If my state/province has a tailpipe sniffer only, and I have a fuel computer,
then I adjust the computer to pass emissions, and once I have my sticker, I set
it back to max power. My competitors see all the black smoke, and protest. I'm
from Alaska. How are you going to carry out an Alaska emissions test in Kansas?
How can you even tell if the car is legal, unless you have Alaskan test
procedures, and Alaskan specs? What if the state we're in doesn't have tailpipe
tests, so no garages have sniffers? The SCCA isn't going to buy a sniffer and a
full set of procedures and specs...
>> Case 3: (State changes legislation mid-season)
> It would remain legal untill the next required licenseing/testing period.
> These things are usually required annually...
OK, so I've got my illegal-but-legal-'till-next-year car. I get protested, and
the state I'm protested in happens to be my home state. We drag the car down to
the sniffer - and it fails, because they're using the new laws.
> Case 4: (Trailer Queen trying to save money)
> If insurance is required for licensing, yes.
No, that's not fair. The only difference (in this case) between the trailer
queen and a daily driver is the tags - we assume the vehicle is legal for sake
of argument. If the driver wants a trailer queen to save wear and tear on the
car, and he doesn't want to pump money into unused liability insurence, why
force that extra expense?
> My point is that if it is NOT a street legal car, from stem to stern, then it
> should not fall under ANY Street Touring rules.

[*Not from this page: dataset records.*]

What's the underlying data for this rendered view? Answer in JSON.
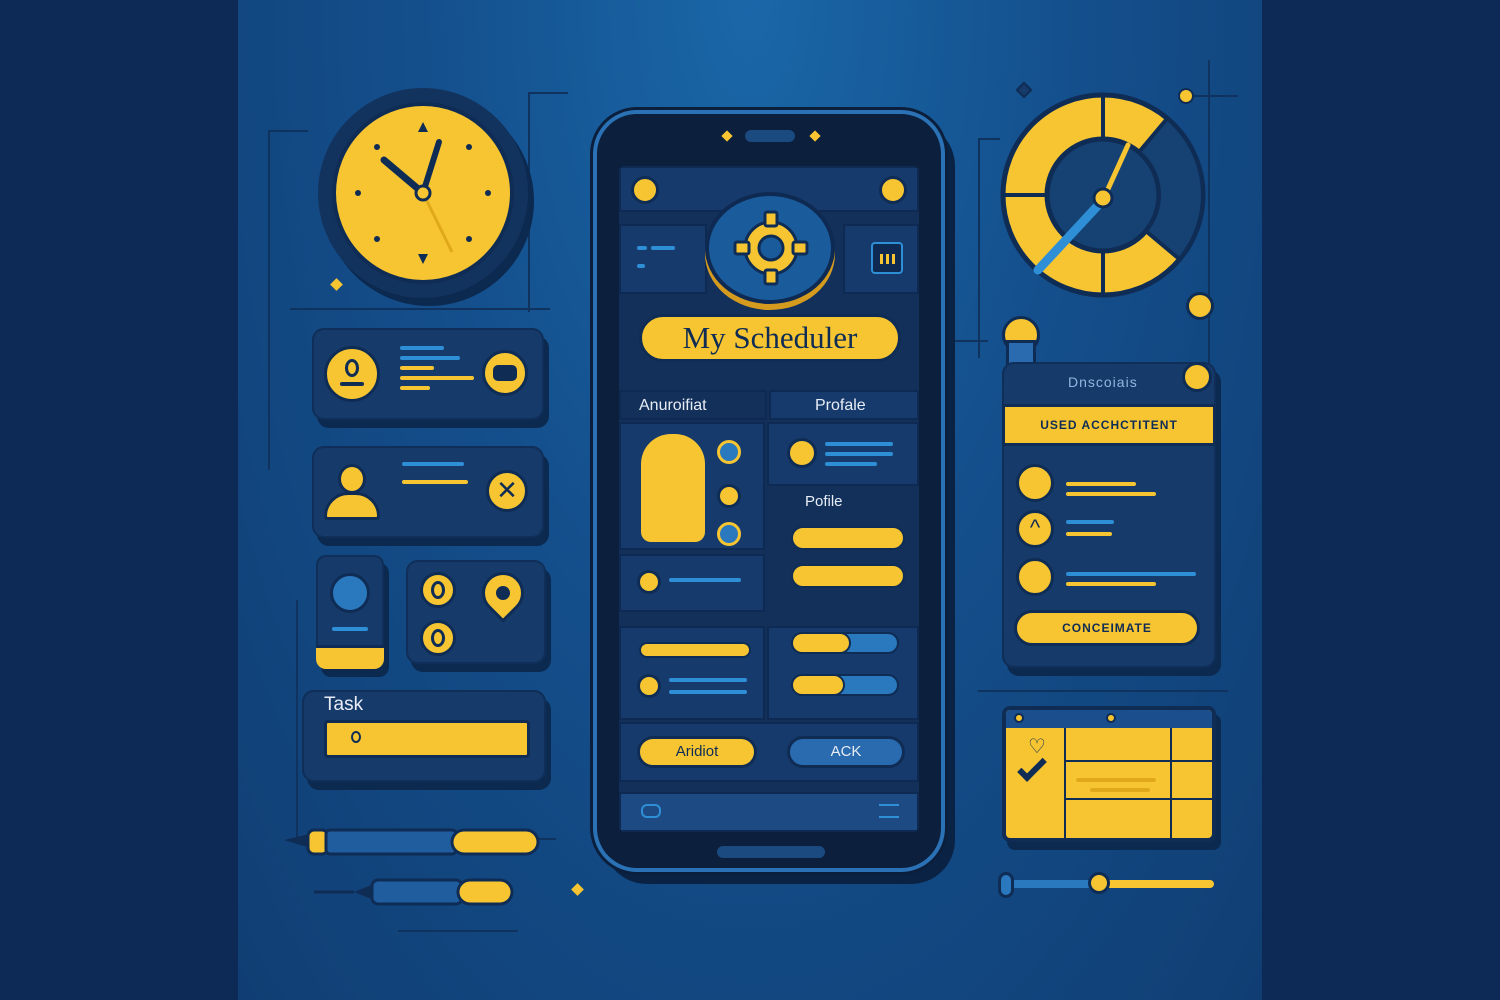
{
  "app": {
    "title": "My Scheduler",
    "tab_left": "Anuroifiat",
    "tab_right": "Profale",
    "profile_label": "Pofile",
    "button_left": "Aridiot",
    "button_right": "ACK"
  },
  "left_widgets": {
    "task_label": "Task"
  },
  "right_panel": {
    "header": "Dnscoiais",
    "top_button": "USED ACCHCTITENT",
    "bottom_button": "CONCEIMATE"
  },
  "colors": {
    "accent": "#f6c531",
    "background": "#144f8c",
    "panel": "#163a6a",
    "outline": "#0f2c55"
  },
  "icons": [
    "clock-icon",
    "gear-icon",
    "speedometer-icon",
    "user-icon",
    "close-icon",
    "pin-icon",
    "calendar-icon",
    "pen-icon",
    "heart-icon",
    "check-icon"
  ]
}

If the driver/owner does not
> want to conform to licenseing/emissions laws, then it is my contention that
> he/she should not build a Street Touring Unlimited car...
That's nice and noble in theory, but it falls on its face in practice. As soon
as you rely on state/provincial law to do your dirty work for you, you open up
this huge can of unenforcable worms. The difference between a street legal
California car and a street legal Kentucky car is the difference between a Stock
car and a Mod car.
The only way around the problem is for the SCCA to decide what is or is not
"Street Legal" and explicitly require these items in the rules. And the harsh
bottom line is that if these requirements are too restrictive, the kids will
keep on drag racing (and street racing!!) where nobody cares about what they do.
This is "Unlimited". It needs to really BE "Unlimited". It is only "Street
Touring" because of the 4-seat, front-engine, production-car-based formula.
Incidently, this emissions spectre hangs over the current Street Touring class
right now. I think they've dodged the bullet so far because there is a
gentlemen's agreement (implicit or explicit, I don't know which) between all the
involved parties not to go there. As soon as some real money or prestige is on
the line - like a National Champion's jacket - I expect that someone will break
ranks, and all hell will break loose.
The only other alternative is to say that if the car has tags and/or an
emissions sticker, it's legal no matter what parts actually appear on the car,
or how they're tuned. "I see nosink...!" That amounts to tacit permission to
Either way, why bother? If you cannot enforce the rule, or will not enforce the
rule, why have the rule?
> It is either a street car or it isn't...
And under these proposed rules, a street car is one that has all the equipment
in STU.1C. If there's something you think should be there but is not, tell me.